Strauss was bowled by debutant Gavin Ewing for 33, and Collingwood feathered Stuart Matsikenyeri around his legs to Taibu for seven.
Pietersen should have been out when an abysmal mix-up left him stranded between the wickets, but even poorer fielding gave him a life which he put to devastating use.
The carnage started in the 40th over when a huge Pietersen six over mid-wicket highlighted a Ewing over which cost 19 runs.
An identical shot followed two overs later as Christopher Mpofu was taken for 16 runs, and Jones showed he could keep pace with two of his own maximums, including one that disappeared out of the ground.
Jones perished when going for a third six in the 48th over, but by then the damage was already done and Zimbabwe's spirit broken.
The hosts had no pretensions to chasing down the target, but they were given a good start by the first-wicket's 40-run stand.
Matsikenyeri and Brendan Taylor played confidently to hit Darren Gough out of the attack after four overs, but the introduction of Wharf heralded the end for the hosts.
After James Anderson's initial removal of Matsikenyeri, Wharf ousted three top-order batsmen in two overs - including the recalled Hamilton Masakadza - to leave Zimbabwe 53-4.
Despite the scoreline, England's attack was not firing - they bowled 12 wides in all - but Collingwood injected some welcome discipline.
He gave nothing away in a straight 10-over spell, and his dismissals (all caught) were all products of batsmen frustration.
Only skipper Tatenda Taibu (32) offered resistance, but Zimbabwe were destined for defeat with their last six wickets falling for 24 runs.

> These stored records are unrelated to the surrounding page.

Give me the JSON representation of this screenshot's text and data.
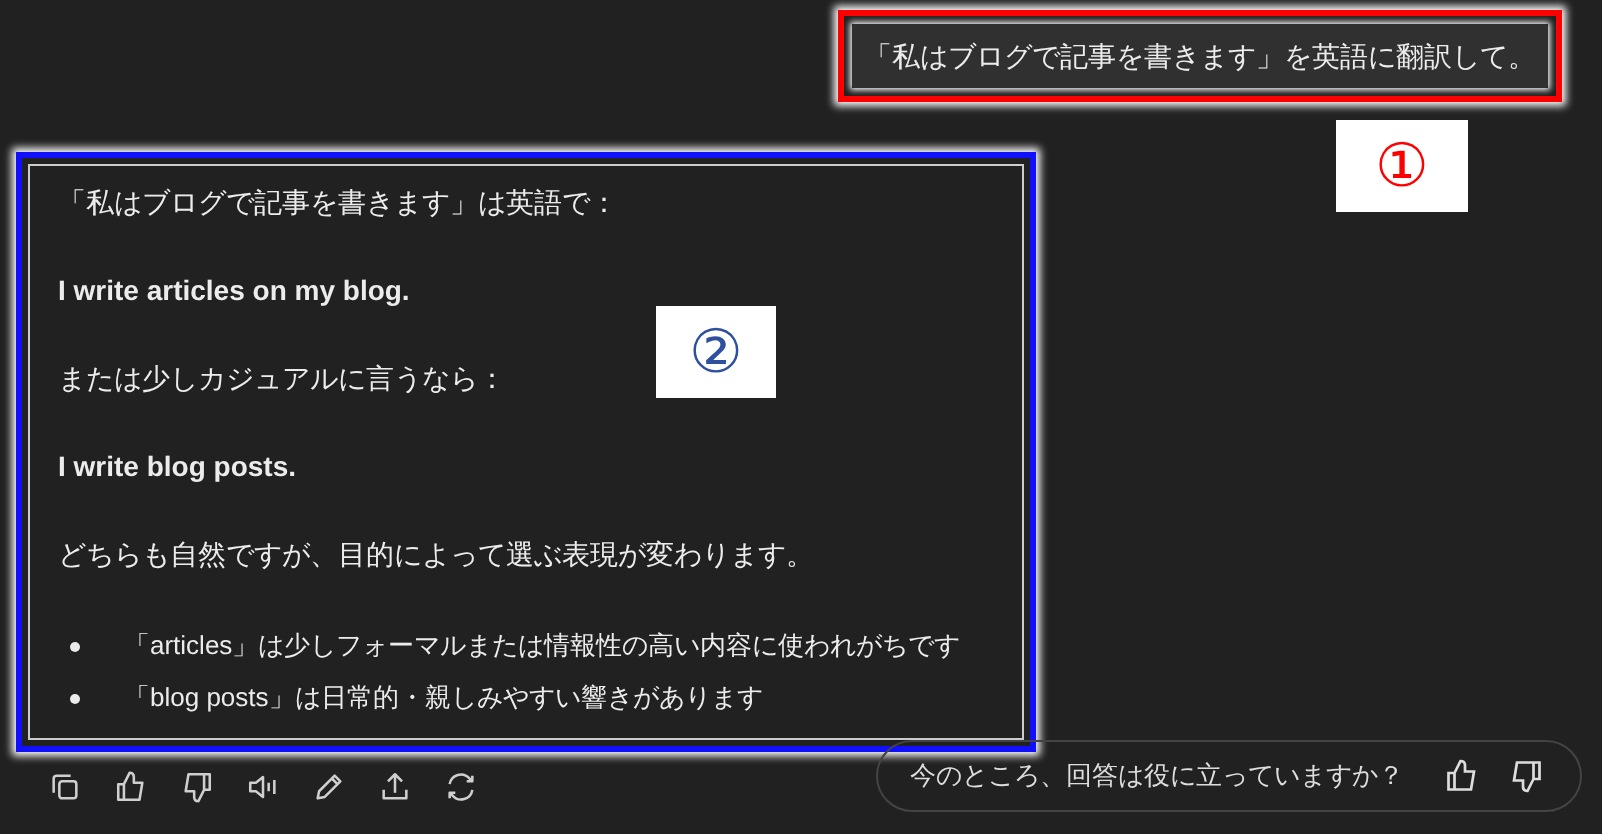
{
  "user_message": {
    "text": "「私はブログで記事を書きます」を英語に翻訳して。"
  },
  "callouts": [
    {
      "label": "①",
      "color": "#ff0000"
    },
    {
      "label": "②",
      "color": "#2f4f9f"
    }
  ],
  "response": {
    "blocks": [
      {
        "kind": "text",
        "text": "「私はブログで記事を書きます」は英語で："
      },
      {
        "kind": "bold",
        "text": "I write articles on my blog."
      },
      {
        "kind": "text",
        "text": "または少しカジュアルに言うなら："
      },
      {
        "kind": "bold",
        "text": "I write blog posts."
      },
      {
        "kind": "text",
        "text": "どちらも自然ですが、目的によって選ぶ表現が変わります。"
      },
      {
        "kind": "bullets",
        "items": [
          "「articles」は少しフォーマルまたは情報性の高い内容に使われがちです",
          "「blog posts」は日常的・親しみやすい響きがあります"
        ]
      }
    ]
  },
  "feedback": {
    "prompt": "今のところ、回答は役に立っていますか？"
  }
}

Zimbabwe: BRM Taylor, S Matsikenyeri, H Masakadza, DD Ebrahim, MA Vermeulen, T Taibu (capt), E Chigumbura, T Panyangara, P Utseya, GM Ewing, CB Mpofu.
England: V S Solanki, I R Bell, A J Strauss, M P Vaughan (capt), K P Pietersen, P D Collingwood, G O Jones, A F Giles, A G Wharf, D Gough, J M Anderson.
Umpires: DB Hair, RB Tiffin.